Don’t flip-flop, have clearly defined priorities and expectations!
“Can’t let go of a minor feedback even with a perfectly great outcome.”
“Pass offensive comments with the expectation that it will set others right.”
“Keep bringing up that the project will fail even though it has a very high chance of success.”
When you constantly look for negative aspects without highlighting the positives, it drains other people’s energies. Speaking negatively about others in front of someone also makes them think you’ll speak about them this way too. When negativity is all you seek, there’s no place for trust to kick in.
Don’t waste time in negativity, look for the bright side of things!
“Try to pretend when you don’t know something.”
“Refuse to say ‘I don’t know.’”
“Ready to share solutions without properly listening to the problems.”
You may not see it, but everyone hates the person who always has all the right answers (or pretends to know-it-all). You cannot form meaningful connections unless you’re also willing to share your vulnerability. Others can see when you’re faking it and when you really know something. Faking it kills trust.
Operate always with integrity and honesty in the world, even when that means facing things that are difficult to face. Be genuine. Be honest. Don’t fake anything. Truth and authenticity breed respect and trust—Robert Iger
Don’t pretend when you don’t know something, stay real by showing your flaws and weaknesses!
“Let go of the bad behavior in the team.”
“Avoid sharing the real feedback to save others' feelings even though it prevents them from growing.”
“Make excuses to avoid facing a conflict in the hope that it will disappear on its own.”
Avoiding conflicts does not build relationships, it destroys them. Refusing to handle bad behavior in the team, not saying things that others need to hear, and leaving difficult conversations open for a long time does not please others. It annoys them. Don’t use a feedback sandwich or try to sugarcoat your message. Say what you need to say without hesitation.
Don’t avoid the discomfort, embrace it!

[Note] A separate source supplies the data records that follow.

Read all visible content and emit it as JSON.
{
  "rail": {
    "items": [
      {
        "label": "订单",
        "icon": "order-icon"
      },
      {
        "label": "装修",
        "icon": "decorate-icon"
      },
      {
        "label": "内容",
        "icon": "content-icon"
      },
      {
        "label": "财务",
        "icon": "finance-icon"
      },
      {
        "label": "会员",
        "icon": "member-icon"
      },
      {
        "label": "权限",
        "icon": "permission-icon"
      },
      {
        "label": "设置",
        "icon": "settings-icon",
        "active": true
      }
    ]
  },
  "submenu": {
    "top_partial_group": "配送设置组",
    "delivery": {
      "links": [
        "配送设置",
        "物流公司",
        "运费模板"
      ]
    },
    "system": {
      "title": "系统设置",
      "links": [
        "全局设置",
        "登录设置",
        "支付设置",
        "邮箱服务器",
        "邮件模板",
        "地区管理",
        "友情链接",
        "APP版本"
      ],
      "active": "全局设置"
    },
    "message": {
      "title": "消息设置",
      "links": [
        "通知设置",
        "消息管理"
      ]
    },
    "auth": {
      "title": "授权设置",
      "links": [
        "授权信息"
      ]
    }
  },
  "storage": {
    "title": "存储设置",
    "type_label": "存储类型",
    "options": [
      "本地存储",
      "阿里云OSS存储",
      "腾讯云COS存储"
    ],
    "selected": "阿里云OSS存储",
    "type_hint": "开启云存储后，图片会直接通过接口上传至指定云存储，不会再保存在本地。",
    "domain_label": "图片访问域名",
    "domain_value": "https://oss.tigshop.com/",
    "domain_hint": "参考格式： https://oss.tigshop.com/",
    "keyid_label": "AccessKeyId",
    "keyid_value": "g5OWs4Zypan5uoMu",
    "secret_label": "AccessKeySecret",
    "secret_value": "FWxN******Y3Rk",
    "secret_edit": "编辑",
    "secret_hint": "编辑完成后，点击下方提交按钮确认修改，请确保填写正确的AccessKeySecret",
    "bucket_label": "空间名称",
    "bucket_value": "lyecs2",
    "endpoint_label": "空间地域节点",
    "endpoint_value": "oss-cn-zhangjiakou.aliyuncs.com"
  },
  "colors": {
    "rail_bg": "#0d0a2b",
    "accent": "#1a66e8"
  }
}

“Empowering people without giving them the tools necessary to succeed.”
“Not providing clarity on decisions they can make on their own and ones that need your involvement.”
“Sharing too much information or hiding information they need to succeed.”
Whether it’s making decisions, sharing information, or any other form of communication, boundaryless freedom only leads to distraction and confusion. Trust breaks when people don’t get the context and clarity needed to do well.
Don’t operate at the extremes, define boundaries and work within them!